[Data items]

====

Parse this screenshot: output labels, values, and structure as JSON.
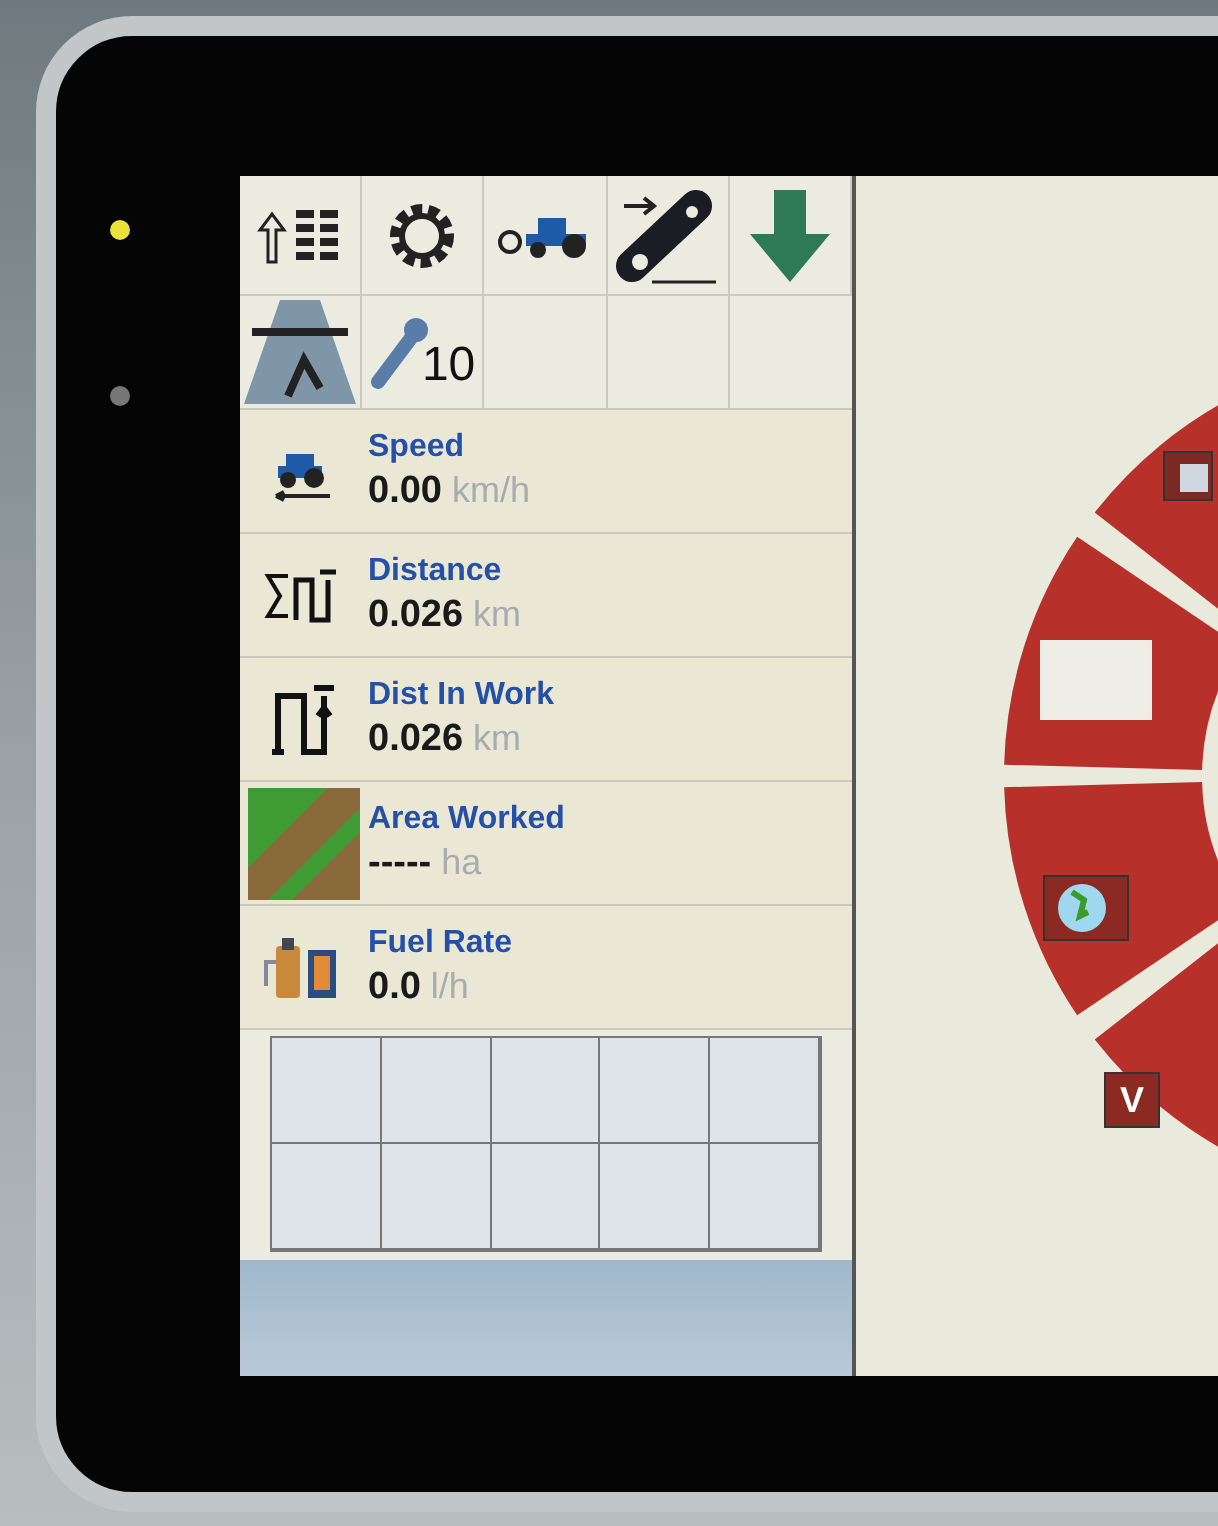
{
  "toolbar": {
    "service_count": "10"
  },
  "readouts": [
    {
      "kind": "speed",
      "label": "Speed",
      "value": "0.00",
      "unit": "km/h"
    },
    {
      "kind": "distance",
      "label": "Distance",
      "value": "0.026",
      "unit": "km"
    },
    {
      "kind": "work_distance",
      "label": "Dist In Work",
      "value": "0.026",
      "unit": "km"
    },
    {
      "kind": "area",
      "label": "Area Worked",
      "value": "-----",
      "unit": "ha"
    },
    {
      "kind": "fuel",
      "label": "Fuel Rate",
      "value": "0.0",
      "unit": "l/h"
    }
  ],
  "ring_menu": {
    "segments": [
      {
        "kind": "screen"
      },
      {
        "kind": "blank"
      },
      {
        "kind": "globe"
      },
      {
        "kind": "letter",
        "text": "V"
      }
    ]
  }
}
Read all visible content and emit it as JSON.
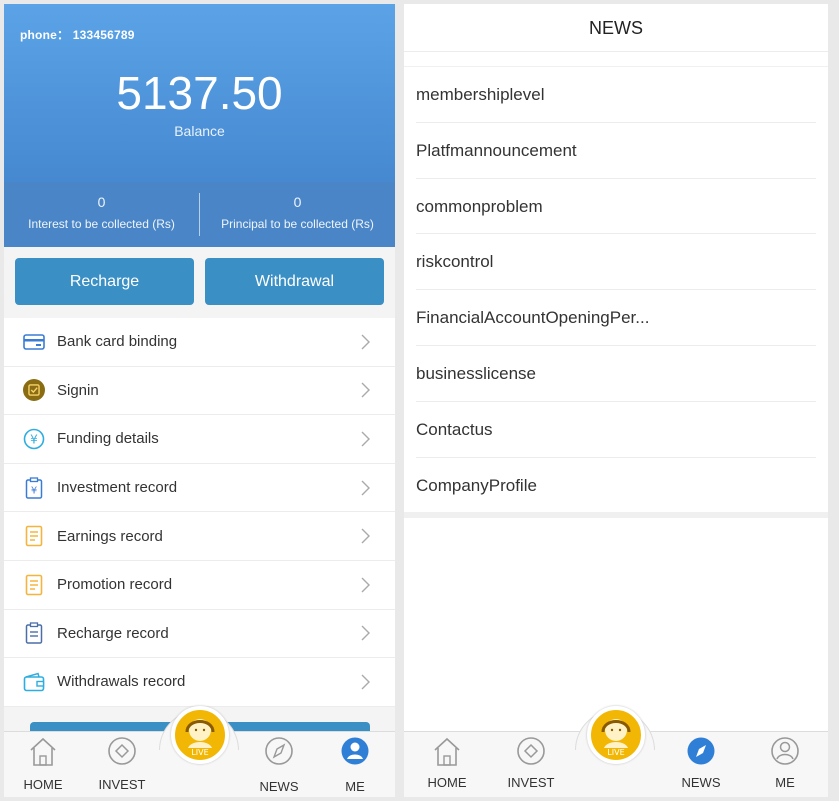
{
  "account": {
    "phone_label": "phone：",
    "phone": "133456789",
    "balance": "5137.50",
    "balance_label": "Balance",
    "interest_value": "0",
    "interest_label": "Interest to be collected (Rs)",
    "principal_value": "0",
    "principal_label": "Principal to be collected (Rs)"
  },
  "actions": {
    "recharge": "Recharge",
    "withdrawal": "Withdrawal"
  },
  "menu": [
    {
      "label": "Bank card binding",
      "icon": "bank-card-icon"
    },
    {
      "label": "Signin",
      "icon": "signin-icon"
    },
    {
      "label": "Funding details",
      "icon": "yen-icon"
    },
    {
      "label": "Investment record",
      "icon": "clipboard-yen-icon"
    },
    {
      "label": "Earnings record",
      "icon": "document-icon"
    },
    {
      "label": "Promotion record",
      "icon": "document-icon"
    },
    {
      "label": "Recharge record",
      "icon": "clipboard-icon"
    },
    {
      "label": "Withdrawals record",
      "icon": "wallet-icon"
    }
  ],
  "tabs": {
    "home": "HOME",
    "invest": "INVEST",
    "live": "LIVE",
    "news": "NEWS",
    "me": "ME"
  },
  "news": {
    "title": "NEWS",
    "items": [
      "membershiplevel",
      "Platfmannouncement",
      "commonproblem",
      "riskcontrol",
      "FinancialAccountOpeningPer...",
      "businesslicense",
      "Contactus",
      "CompanyProfile"
    ]
  },
  "colors": {
    "accent": "#3a8fc4",
    "header_top": "#5ba3e6",
    "header_bottom": "#3e7fc9",
    "live": "#f2b705"
  }
}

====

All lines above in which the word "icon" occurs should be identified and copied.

▶ **Written solution**
      "icon": "bank-card-icon"
      "icon": "signin-icon"
      "icon": "yen-icon"
      "icon": "clipboard-yen-icon"
      "icon": "document-icon"
      "icon": "document-icon"
      "icon": "clipboard-icon"
      "icon": "wallet-icon"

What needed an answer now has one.